HILARY JOFFE: If state can’t pay its way, it should not expect the Bank to do so
Investors are worried about the outlook for SA’s public finances over the long term
If short-term money is so cheap, why is long-term money so expensive? With inflation well under control and the economy crashing, the Reserve Bank cut interest rates yet again this week, which means the benchmark repo rate has dropped from 6.5% at the start of this year to 3.5% — and the prime interest rate, off which banks price overdrafts and other loans, has come down. The last time short-term rates were this low in SA was in the early 1970s. But try to borrow longer term — as the government has to do in large quantities — and it's not a happy picture.

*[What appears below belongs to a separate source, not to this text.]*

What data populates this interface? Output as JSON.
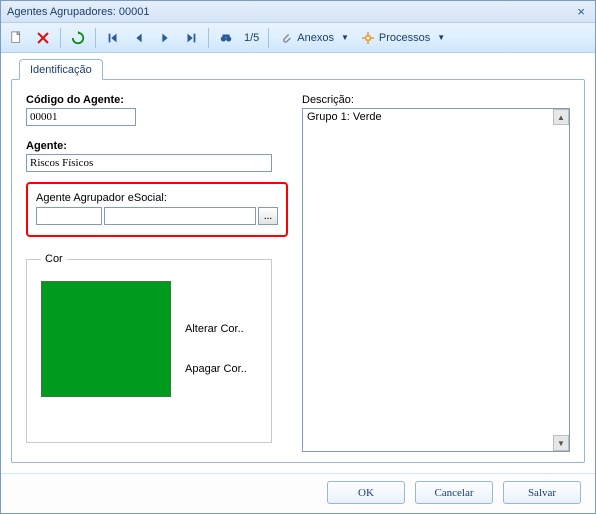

The yield at which the government's 2026 bond is trading in the market, effectively the interest rate it has to pay to get a five-year loan, is 7.5%. That jumps to about 9.2% on the 10-year bond and about 11.5% on the 30-year bond. This is the “exceptionally steep” yield curve the Bank’s monetary policy committee commented on with concern this week.